■ **How to complete this task**
Your task is to reproduce, exactly and only, the lines running from the line containing "Serialize everything readable" to the end of the data below, both included.

(The data)

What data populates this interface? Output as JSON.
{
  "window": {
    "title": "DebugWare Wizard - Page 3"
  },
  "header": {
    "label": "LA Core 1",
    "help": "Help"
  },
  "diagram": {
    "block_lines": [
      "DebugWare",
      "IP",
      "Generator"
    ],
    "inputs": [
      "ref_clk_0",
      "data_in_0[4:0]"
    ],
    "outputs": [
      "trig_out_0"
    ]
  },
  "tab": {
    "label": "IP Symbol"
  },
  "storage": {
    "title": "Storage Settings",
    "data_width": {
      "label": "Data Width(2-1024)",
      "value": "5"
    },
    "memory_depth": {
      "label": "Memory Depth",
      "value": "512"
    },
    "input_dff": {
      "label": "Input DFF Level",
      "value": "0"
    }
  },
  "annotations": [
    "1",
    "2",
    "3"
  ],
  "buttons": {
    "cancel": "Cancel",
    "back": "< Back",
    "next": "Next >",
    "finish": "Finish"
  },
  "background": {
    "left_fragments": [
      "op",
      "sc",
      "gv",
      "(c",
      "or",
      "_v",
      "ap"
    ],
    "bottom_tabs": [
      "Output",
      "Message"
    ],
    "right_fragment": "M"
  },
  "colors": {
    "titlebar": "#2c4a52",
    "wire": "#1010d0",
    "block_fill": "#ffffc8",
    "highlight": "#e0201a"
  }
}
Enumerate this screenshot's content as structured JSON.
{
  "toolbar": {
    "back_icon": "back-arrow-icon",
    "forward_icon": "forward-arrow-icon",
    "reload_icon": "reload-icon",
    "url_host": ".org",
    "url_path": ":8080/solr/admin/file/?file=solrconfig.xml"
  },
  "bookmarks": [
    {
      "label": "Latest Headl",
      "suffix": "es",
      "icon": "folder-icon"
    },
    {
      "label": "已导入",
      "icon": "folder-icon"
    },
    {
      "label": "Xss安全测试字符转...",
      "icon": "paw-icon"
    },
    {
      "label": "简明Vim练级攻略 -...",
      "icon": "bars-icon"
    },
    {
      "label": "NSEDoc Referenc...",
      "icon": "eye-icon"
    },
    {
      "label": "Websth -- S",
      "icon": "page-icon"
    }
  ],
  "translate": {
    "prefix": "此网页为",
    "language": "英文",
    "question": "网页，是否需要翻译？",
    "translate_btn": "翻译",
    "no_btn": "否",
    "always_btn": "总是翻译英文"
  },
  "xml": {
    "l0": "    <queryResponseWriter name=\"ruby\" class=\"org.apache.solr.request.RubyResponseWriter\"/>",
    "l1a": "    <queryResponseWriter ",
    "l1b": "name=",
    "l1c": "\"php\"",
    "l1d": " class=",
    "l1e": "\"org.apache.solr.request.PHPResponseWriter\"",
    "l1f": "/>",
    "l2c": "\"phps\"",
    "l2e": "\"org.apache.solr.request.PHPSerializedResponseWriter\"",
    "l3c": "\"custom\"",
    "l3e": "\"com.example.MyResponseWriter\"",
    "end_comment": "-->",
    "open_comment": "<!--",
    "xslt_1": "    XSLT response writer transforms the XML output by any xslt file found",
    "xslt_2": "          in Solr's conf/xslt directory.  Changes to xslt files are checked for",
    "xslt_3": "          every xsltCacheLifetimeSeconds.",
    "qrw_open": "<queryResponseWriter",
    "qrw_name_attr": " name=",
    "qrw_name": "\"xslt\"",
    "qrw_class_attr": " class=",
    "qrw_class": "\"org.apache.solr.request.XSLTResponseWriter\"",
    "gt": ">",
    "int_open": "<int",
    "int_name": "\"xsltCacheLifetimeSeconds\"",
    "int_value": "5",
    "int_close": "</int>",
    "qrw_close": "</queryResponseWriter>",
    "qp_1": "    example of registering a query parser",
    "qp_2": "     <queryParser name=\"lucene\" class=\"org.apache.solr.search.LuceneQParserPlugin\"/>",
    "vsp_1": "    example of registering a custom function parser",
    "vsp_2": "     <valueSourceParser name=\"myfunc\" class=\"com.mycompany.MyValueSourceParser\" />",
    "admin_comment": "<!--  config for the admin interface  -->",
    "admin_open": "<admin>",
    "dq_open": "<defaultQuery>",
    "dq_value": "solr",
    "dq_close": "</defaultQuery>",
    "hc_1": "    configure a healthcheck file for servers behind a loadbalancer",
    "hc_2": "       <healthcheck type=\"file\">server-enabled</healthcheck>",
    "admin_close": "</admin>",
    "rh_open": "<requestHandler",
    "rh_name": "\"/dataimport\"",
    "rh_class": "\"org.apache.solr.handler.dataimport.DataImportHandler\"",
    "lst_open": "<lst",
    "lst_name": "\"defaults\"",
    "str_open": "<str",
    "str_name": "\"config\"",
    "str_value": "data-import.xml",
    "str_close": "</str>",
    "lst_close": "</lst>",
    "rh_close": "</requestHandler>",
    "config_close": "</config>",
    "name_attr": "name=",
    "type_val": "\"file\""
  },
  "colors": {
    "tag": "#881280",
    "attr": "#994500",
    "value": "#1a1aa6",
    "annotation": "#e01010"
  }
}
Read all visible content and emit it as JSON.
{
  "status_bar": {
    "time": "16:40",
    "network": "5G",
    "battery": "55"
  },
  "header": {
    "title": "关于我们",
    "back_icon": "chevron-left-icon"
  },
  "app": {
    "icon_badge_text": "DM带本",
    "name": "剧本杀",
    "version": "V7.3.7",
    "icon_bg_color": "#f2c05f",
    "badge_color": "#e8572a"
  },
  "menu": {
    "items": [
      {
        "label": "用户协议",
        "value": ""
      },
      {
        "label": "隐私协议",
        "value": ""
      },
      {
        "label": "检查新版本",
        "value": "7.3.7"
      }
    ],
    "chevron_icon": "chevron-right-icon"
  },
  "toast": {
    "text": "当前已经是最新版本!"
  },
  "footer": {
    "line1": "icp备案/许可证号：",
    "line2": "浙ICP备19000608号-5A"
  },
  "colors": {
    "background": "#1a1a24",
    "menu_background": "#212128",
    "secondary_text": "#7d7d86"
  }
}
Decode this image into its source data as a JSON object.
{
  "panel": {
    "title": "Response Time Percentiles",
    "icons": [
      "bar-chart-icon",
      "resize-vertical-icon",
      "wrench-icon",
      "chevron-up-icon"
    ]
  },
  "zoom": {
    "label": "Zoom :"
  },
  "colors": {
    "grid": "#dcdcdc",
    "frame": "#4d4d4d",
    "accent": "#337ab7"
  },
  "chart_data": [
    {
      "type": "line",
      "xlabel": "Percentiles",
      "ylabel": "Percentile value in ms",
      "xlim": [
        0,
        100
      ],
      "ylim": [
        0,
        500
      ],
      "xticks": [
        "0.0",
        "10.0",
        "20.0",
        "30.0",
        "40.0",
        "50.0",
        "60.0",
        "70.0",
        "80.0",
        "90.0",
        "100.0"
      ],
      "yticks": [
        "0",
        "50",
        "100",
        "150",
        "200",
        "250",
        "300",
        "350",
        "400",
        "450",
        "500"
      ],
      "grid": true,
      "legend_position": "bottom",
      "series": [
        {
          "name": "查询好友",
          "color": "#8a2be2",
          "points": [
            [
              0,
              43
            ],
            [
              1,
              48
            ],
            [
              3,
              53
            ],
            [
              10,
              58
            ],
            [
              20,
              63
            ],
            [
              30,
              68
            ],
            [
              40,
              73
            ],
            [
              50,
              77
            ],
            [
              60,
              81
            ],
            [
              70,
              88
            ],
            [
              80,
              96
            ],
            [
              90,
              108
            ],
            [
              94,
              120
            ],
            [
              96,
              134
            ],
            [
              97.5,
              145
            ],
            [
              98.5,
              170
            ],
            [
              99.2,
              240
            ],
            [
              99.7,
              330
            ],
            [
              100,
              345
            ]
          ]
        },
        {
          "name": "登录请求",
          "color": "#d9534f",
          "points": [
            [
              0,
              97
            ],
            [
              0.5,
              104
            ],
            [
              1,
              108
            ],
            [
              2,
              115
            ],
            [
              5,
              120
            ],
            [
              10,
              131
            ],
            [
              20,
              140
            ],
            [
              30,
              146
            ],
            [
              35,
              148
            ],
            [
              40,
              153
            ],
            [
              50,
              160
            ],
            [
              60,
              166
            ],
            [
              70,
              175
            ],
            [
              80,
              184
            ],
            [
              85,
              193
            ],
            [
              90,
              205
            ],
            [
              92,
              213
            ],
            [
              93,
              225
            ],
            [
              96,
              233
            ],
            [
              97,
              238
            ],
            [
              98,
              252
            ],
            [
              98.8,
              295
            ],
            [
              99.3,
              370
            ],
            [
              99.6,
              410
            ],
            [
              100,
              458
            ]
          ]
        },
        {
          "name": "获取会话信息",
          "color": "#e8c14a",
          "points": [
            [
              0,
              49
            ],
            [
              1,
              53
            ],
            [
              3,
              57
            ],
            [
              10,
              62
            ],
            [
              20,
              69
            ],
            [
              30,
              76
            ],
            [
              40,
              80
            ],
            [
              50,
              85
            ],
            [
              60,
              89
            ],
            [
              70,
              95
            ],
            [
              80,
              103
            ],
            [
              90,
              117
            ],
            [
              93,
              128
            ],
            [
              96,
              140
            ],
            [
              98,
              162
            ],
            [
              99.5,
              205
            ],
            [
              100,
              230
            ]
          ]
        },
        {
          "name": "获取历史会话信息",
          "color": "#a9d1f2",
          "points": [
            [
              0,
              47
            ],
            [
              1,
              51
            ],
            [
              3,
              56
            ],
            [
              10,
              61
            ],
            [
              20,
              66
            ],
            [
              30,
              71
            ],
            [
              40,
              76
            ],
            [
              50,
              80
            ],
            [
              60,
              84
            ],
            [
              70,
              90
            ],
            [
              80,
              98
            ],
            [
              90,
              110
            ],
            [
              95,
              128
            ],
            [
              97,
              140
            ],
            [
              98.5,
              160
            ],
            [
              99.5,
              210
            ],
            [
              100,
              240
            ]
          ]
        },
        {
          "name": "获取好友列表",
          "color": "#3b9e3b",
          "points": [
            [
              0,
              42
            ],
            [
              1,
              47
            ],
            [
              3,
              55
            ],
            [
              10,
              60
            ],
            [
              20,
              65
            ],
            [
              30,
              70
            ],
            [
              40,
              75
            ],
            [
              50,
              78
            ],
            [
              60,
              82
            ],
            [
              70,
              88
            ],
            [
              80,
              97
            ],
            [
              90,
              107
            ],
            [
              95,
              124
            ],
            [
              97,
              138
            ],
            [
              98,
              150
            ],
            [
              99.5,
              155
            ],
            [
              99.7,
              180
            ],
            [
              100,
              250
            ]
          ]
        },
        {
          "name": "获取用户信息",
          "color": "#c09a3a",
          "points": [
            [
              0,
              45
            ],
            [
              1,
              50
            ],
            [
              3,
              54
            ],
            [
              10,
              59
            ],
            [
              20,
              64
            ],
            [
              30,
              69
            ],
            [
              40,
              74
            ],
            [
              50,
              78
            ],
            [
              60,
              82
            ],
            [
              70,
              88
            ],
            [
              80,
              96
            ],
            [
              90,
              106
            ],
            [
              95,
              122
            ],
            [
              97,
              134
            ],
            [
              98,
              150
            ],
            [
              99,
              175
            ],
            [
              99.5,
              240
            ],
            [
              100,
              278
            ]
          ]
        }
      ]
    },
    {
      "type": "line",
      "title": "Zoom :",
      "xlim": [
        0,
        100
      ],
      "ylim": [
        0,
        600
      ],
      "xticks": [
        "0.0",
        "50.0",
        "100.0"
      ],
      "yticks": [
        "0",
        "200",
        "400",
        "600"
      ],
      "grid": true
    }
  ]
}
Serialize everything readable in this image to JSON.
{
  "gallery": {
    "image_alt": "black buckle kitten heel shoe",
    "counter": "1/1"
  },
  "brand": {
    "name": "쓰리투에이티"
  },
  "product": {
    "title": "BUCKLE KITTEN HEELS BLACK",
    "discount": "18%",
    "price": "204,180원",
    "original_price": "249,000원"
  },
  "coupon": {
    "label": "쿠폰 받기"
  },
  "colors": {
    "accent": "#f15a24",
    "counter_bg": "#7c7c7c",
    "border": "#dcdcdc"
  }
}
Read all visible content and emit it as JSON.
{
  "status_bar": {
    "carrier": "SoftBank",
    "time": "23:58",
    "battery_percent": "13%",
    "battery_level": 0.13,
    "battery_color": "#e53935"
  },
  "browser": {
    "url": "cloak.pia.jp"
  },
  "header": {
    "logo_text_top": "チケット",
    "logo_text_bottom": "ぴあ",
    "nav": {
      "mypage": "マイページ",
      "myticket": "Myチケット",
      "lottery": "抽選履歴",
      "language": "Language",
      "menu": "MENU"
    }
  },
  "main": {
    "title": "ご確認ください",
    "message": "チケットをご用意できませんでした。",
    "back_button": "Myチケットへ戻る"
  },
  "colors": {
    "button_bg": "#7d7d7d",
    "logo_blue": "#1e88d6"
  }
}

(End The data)

■ **Written response**
Serialize everything readable in this image to JSON.
{
  "gallery": {
    "image_alt": "black buckle kitten heel shoe",
    "counter": "1/1"
  },
  "brand": {
    "name": "쓰리투에이티"
  },
  "product": {
    "title": "BUCKLE KITTEN HEELS BLACK",
    "discount": "18%",
    "price": "204,180원",
    "original_price": "249,000원"
  },
  "coupon": {
    "label": "쿠폰 받기"
  },
  "colors": {
    "accent": "#f15a24",
    "counter_bg": "#7c7c7c",
    "border": "#dcdcdc"
  }
}
Read all visible content and emit it as JSON.
{
  "status_bar": {
    "carrier": "SoftBank",
    "time": "23:58",
    "battery_percent": "13%",
    "battery_level": 0.13,
    "battery_color": "#e53935"
  },
  "browser": {
    "url": "cloak.pia.jp"
  },
  "header": {
    "logo_text_top": "チケット",
    "logo_text_bottom": "ぴあ",
    "nav": {
      "mypage": "マイページ",
      "myticket": "Myチケット",
      "lottery": "抽選履歴",
      "language": "Language",
      "menu": "MENU"
    }
  },
  "main": {
    "title": "ご確認ください",
    "message": "チケットをご用意できませんでした。",
    "back_button": "Myチケットへ戻る"
  },
  "colors": {
    "button_bg": "#7d7d7d",
    "logo_blue": "#1e88d6"
  }
}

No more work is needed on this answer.